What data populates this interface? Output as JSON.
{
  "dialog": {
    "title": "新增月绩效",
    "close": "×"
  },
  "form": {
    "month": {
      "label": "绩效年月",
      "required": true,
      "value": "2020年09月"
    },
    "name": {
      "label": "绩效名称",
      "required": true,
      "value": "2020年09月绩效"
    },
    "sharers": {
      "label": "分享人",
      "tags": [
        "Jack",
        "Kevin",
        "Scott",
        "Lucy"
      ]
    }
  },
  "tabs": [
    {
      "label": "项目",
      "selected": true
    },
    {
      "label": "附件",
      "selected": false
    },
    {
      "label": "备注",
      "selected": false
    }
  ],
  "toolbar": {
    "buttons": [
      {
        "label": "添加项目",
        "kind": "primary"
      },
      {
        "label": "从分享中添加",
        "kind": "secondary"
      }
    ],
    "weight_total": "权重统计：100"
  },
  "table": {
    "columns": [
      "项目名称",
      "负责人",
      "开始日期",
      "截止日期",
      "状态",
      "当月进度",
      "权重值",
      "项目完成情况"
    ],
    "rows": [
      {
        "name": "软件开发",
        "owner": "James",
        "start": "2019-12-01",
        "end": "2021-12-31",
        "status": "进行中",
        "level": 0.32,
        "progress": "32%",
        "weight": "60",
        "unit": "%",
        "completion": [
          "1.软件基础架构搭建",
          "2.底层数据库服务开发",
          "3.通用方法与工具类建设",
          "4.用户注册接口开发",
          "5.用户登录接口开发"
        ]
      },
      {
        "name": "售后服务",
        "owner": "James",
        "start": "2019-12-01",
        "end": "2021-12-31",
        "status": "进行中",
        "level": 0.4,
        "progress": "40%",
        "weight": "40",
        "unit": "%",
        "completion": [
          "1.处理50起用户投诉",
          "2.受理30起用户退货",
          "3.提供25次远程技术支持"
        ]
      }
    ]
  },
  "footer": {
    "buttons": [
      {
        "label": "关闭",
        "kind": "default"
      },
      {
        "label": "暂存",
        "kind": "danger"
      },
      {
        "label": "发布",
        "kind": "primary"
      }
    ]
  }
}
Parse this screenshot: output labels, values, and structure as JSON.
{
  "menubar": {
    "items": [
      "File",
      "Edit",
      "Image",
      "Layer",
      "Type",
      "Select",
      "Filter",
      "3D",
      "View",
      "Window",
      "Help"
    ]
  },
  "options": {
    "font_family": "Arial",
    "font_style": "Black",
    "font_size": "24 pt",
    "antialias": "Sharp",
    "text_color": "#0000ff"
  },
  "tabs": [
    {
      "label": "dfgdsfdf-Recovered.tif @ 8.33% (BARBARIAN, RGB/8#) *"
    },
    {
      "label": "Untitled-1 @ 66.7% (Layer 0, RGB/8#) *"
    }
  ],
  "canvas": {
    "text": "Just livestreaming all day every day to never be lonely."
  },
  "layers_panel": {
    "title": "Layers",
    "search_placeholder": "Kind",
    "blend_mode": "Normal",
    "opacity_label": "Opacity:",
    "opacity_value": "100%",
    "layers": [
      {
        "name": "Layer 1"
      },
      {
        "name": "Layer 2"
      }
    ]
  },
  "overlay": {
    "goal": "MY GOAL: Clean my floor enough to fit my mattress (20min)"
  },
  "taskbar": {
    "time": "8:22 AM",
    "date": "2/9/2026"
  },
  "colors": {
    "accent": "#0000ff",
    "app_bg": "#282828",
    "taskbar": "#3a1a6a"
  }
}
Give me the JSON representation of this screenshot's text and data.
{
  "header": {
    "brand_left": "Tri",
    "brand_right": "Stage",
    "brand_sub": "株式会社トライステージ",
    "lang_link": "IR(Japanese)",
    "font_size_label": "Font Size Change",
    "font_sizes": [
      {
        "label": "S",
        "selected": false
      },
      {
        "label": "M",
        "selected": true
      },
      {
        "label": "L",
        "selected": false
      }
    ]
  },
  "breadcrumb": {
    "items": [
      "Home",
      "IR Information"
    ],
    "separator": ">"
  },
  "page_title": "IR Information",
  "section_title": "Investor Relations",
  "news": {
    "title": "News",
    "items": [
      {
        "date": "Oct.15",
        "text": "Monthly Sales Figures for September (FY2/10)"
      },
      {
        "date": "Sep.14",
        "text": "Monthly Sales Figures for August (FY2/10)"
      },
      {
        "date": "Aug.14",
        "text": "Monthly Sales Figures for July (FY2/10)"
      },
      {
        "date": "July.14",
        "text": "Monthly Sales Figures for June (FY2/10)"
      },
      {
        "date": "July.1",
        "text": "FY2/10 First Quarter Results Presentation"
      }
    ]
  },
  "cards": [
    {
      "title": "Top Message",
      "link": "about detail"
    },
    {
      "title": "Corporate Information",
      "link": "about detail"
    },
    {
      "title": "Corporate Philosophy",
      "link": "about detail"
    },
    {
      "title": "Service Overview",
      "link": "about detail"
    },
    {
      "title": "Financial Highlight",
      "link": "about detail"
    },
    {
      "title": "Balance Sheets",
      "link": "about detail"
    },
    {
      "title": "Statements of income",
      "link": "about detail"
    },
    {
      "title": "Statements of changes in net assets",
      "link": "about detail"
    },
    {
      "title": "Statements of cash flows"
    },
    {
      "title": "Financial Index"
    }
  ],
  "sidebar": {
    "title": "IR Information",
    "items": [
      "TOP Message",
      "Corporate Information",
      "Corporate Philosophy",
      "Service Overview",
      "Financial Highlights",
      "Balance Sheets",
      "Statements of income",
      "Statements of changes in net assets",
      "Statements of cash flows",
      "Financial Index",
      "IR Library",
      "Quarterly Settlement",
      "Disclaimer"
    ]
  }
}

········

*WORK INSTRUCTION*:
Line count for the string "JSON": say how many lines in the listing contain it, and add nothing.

*ANSWER SECTION*:
3